> Records:

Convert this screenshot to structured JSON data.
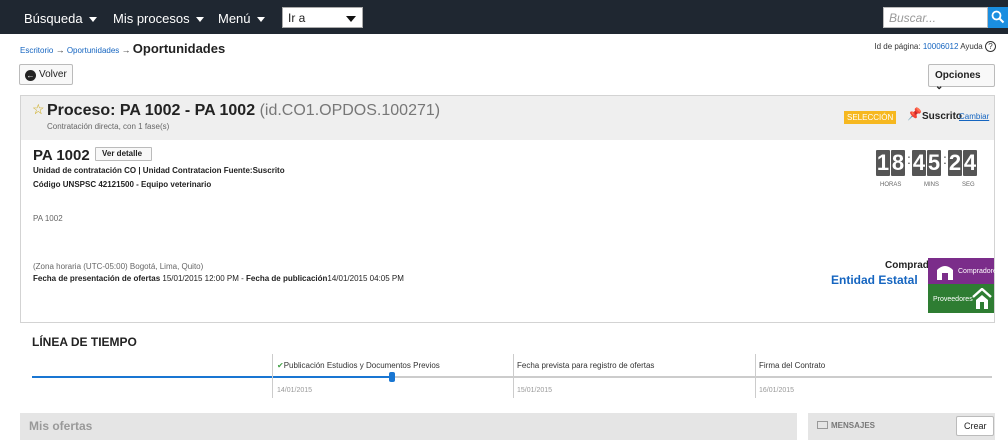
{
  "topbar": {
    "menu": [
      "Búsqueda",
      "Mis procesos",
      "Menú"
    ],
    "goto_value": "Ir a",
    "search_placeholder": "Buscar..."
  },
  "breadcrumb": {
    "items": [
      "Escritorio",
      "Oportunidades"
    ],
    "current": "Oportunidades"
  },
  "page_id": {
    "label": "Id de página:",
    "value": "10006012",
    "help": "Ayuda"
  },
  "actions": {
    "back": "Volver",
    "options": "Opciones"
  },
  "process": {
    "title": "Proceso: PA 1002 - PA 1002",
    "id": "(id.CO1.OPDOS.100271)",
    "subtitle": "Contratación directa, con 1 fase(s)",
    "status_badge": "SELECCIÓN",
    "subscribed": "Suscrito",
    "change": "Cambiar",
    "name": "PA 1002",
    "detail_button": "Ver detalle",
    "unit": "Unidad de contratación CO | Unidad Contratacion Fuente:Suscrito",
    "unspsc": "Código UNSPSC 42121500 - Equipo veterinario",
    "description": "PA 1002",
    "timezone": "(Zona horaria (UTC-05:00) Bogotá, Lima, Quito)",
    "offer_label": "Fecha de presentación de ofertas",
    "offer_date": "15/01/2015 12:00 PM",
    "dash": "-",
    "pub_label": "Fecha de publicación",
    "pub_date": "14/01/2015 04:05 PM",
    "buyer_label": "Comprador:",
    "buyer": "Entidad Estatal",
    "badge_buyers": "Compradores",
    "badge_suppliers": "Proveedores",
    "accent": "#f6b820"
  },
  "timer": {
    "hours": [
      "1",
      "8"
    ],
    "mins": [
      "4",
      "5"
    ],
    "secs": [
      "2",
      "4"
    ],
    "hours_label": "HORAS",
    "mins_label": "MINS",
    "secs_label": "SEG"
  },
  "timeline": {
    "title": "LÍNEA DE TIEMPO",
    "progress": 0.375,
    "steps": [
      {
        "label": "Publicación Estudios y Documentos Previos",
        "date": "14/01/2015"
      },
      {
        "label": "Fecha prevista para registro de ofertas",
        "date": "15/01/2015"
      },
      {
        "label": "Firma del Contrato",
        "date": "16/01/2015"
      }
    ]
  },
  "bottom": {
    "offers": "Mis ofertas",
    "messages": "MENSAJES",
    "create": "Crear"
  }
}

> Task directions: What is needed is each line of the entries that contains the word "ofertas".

> Answer for the task:
    "offer_label": "Fecha de presentación de ofertas",
        "label": "Fecha prevista para registro de ofertas",
    "offers": "Mis ofertas",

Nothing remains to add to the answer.